The company has also opened a direct-to-consumer channel that delivers small orders from as low as 3 kilograms per order. These ones pay in cash and are particularly critical in balancing the cash flow. Digital has been the main channel for reaching these clients, with the company already having a significant following across its social media channels, including Facebook and Instagram. These clients have also turned out to be very valuable when it comes to referrals. “Sometimes a customer samples our product, and it works very well for them, and they end up recommending you to a hotel or hotel owner. Other times it’s a chef who sampled for his own personal use but ends up recommending us at their workplace because they liked the product we offered.”


The potato business, despite its various challenges, has proved to be very lucrative for Wanjiru. With the performance so far, she believes that there is more money to be made from potatoes as demand for chips and other potato products expands. She forecasts that with the current trends, potato is well on its way to overtaking Maize as Kenya’s most consumed food product. “Look at our kids,” she poses. “Not so many will go and ask for Ugali in a restaurant, but you find people asking for potatoes.”

Given its potential, Wanjiru would love to see more farmers give potato farming the attention it deserves. Already, a crop is emerging from young, well-educated farmers going back to the rural areas to do potato farming. Given their exposure, Wanjiru notes that this group of farmers is opting to adopt proper farming methods right from the start, which has helped improve their revenues. More farmers need to join to ensure that the country has an adequate supply of good-quality potatoes. She notes that if done right,” you can make more than just enough to feed your family. You can even make money for school fees and other things.”


As the market for potatoes continues to rapidly expand, Wanjiru wants her company to continue playing an increasingly important role in the value chain. So far, the company has been taking an organic approach when it comes to growth. “We have been upgrading as we go,” she says. “When operating at full capacity, we can do even ten tonnes in a day.” The goal is to however, be in the big leagues. She tells us that getting in that arena involves bringing on board technologies like automation for consistency, efficiency, and food safety. “We’re looking at also doing the frozen line which is in demand right now,” she reveals. “The government has taxed heavily on people who are importing, so if we can do it locally, we are at an advantage.” Wedgehut also has plans to enter the potato flour business. The flour not only brings in revenue but also “sorts out some of the waste.” Starch, one of her biggest headaches “because its forms a gummy thing that blocks waste stream pipes,” could also be turned into a revenue-generating product. Finding a way to process that would be of great benefit to her zero-waste strategy. “So that’s where we are looking forward to and we hope we can get strategic investors to help us get there.”

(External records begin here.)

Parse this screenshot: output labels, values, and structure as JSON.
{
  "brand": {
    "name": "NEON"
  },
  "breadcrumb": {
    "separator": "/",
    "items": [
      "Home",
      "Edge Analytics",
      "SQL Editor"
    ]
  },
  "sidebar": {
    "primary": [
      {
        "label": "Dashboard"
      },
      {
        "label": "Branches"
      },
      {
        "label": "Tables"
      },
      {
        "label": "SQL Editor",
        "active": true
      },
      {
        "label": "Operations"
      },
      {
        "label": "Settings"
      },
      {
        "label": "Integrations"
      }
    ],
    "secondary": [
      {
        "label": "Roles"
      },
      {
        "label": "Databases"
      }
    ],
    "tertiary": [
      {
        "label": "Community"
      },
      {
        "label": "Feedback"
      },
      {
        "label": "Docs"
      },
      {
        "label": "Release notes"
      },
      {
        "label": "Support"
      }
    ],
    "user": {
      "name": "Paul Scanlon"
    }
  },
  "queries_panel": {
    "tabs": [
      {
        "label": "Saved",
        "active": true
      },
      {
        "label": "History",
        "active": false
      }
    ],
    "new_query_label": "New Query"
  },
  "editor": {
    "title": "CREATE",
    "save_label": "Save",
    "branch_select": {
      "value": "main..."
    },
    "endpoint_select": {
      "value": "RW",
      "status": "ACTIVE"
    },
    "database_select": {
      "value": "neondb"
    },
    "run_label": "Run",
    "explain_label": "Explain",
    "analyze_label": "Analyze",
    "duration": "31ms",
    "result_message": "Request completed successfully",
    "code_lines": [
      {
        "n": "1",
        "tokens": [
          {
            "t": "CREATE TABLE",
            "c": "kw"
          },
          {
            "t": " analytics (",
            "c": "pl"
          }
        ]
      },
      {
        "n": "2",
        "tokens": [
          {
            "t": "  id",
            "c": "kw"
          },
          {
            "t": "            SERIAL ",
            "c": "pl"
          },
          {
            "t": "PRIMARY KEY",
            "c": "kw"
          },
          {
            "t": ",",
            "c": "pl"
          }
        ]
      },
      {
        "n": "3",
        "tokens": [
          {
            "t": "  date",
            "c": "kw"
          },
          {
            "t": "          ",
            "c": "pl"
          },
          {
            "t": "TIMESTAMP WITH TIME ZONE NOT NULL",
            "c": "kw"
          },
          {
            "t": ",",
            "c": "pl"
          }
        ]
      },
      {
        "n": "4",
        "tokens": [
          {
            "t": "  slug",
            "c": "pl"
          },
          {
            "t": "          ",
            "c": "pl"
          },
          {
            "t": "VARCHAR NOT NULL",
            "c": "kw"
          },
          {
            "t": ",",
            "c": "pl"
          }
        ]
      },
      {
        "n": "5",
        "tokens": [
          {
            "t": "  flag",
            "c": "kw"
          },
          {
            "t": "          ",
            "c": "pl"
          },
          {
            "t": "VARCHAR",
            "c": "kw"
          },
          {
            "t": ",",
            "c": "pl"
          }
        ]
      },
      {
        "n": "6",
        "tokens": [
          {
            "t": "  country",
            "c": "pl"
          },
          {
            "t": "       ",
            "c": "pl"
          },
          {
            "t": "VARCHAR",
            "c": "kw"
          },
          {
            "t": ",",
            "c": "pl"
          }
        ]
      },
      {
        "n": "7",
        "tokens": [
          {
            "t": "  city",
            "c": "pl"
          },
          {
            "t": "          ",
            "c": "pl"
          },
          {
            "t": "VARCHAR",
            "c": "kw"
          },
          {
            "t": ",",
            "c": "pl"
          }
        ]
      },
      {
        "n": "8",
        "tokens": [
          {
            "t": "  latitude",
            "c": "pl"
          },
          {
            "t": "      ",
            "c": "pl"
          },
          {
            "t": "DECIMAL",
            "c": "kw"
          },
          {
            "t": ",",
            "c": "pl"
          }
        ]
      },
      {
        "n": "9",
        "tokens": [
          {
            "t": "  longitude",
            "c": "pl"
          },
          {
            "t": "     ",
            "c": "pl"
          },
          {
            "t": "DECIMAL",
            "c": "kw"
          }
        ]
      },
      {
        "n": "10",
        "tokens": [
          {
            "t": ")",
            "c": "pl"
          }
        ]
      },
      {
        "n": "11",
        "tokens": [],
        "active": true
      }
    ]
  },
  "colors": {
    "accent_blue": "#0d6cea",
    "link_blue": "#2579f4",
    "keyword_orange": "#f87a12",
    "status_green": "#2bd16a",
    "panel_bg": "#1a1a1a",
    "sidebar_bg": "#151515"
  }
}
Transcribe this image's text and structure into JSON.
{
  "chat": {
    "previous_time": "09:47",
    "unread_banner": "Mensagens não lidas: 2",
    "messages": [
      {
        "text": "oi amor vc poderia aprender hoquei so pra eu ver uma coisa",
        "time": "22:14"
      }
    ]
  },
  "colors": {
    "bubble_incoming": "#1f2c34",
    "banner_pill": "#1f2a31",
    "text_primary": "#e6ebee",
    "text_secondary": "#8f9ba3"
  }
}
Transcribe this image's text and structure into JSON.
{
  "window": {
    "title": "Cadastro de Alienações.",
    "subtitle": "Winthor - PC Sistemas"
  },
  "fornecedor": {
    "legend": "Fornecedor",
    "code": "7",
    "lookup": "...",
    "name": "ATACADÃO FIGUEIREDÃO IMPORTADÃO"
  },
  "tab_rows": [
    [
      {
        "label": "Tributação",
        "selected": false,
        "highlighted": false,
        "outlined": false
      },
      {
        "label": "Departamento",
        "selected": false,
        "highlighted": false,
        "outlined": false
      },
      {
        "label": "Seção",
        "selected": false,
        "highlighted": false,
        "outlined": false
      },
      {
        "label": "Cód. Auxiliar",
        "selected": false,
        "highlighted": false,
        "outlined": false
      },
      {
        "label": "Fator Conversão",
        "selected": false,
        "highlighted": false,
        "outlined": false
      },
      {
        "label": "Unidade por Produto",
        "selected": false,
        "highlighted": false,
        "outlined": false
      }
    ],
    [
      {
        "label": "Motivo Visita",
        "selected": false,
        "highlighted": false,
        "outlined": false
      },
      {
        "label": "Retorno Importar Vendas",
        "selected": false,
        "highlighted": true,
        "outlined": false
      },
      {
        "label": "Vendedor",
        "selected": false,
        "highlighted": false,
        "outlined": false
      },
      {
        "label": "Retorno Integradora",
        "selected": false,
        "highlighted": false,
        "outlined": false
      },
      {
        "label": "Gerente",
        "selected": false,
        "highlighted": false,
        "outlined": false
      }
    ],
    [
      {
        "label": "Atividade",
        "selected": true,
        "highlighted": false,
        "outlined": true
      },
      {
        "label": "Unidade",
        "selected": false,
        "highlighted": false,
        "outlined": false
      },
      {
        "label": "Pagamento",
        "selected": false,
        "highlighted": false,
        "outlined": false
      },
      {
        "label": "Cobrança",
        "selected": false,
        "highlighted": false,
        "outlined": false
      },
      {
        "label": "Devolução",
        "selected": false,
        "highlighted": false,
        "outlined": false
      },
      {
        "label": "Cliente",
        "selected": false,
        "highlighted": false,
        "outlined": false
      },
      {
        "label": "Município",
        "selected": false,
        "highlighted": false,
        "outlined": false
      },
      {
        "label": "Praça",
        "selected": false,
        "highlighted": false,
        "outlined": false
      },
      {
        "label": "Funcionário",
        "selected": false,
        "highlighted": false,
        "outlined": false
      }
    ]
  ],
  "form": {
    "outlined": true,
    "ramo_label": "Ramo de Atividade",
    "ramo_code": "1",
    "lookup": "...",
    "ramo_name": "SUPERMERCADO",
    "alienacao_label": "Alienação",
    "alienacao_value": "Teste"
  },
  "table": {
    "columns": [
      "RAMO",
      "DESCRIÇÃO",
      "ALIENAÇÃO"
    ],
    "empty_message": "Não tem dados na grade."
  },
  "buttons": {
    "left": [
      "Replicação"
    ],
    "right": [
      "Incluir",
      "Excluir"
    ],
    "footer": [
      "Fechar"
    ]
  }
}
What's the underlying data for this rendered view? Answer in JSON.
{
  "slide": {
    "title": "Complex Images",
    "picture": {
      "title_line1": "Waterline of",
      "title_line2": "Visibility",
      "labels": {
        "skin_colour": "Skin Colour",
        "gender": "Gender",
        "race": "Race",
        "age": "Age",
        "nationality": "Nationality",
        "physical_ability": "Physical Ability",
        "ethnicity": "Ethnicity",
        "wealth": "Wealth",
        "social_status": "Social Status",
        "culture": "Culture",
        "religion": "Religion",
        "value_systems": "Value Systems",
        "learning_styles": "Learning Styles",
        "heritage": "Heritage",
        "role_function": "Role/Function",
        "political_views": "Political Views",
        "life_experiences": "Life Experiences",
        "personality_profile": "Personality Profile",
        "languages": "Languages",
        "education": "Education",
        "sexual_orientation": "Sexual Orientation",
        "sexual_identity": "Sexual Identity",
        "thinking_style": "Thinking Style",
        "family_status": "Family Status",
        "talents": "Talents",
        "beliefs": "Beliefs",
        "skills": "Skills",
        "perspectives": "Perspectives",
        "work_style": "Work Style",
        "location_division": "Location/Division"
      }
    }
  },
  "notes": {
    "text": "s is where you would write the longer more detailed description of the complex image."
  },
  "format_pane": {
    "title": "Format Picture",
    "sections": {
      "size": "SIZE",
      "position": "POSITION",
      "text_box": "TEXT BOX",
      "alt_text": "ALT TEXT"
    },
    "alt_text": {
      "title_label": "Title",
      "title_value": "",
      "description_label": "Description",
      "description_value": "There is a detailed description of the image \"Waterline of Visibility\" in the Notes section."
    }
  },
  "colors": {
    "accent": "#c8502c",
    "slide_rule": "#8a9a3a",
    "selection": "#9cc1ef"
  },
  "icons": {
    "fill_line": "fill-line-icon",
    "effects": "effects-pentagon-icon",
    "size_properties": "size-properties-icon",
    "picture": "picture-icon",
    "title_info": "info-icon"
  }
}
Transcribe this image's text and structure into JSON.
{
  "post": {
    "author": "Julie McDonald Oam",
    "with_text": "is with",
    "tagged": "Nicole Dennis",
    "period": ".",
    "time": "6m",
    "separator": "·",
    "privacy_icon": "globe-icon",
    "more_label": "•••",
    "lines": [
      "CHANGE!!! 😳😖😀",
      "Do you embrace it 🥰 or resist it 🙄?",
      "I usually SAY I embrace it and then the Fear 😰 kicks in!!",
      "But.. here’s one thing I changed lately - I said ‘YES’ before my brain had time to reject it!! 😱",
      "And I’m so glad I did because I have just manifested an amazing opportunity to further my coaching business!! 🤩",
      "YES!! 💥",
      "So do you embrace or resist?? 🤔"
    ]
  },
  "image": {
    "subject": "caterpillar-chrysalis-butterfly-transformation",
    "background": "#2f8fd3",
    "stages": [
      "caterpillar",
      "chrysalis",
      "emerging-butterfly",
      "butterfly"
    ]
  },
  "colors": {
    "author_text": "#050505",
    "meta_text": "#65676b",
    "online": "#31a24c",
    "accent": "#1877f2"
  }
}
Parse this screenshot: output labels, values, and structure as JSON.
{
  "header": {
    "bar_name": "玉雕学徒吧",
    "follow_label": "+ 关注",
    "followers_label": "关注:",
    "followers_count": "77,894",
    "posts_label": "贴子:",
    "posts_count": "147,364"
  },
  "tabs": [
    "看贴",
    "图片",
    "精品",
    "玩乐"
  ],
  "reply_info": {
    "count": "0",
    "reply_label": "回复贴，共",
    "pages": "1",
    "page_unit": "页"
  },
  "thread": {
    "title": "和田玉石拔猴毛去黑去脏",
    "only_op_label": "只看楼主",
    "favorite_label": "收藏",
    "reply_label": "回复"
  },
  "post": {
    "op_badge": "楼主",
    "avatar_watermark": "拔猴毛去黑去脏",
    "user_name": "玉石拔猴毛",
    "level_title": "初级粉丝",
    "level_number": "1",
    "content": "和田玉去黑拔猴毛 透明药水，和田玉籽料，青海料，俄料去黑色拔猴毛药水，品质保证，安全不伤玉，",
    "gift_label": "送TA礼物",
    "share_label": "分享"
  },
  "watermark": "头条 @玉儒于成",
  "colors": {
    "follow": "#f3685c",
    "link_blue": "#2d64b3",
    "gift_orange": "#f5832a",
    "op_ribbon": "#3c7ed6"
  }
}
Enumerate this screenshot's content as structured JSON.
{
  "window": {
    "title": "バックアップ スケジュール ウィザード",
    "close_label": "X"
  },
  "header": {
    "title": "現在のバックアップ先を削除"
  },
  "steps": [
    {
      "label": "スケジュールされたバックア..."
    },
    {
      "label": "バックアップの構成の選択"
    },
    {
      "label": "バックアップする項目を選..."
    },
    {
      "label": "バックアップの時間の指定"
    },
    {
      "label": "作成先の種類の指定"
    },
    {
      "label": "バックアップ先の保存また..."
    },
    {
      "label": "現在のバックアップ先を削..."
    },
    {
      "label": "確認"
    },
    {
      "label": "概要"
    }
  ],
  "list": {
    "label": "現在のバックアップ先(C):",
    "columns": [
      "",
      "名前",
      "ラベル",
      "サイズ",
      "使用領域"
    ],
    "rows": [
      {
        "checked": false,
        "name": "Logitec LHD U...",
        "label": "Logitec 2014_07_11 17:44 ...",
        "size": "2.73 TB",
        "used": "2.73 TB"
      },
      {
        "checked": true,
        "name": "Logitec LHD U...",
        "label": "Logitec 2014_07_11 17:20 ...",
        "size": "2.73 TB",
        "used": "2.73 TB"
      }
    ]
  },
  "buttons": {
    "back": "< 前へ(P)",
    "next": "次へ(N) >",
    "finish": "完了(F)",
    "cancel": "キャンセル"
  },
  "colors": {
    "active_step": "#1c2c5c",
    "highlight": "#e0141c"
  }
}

Editor’s Note: This article was originally published in Issue 56 of Food Business Africa magazine. You can read this and the entire magazine HERE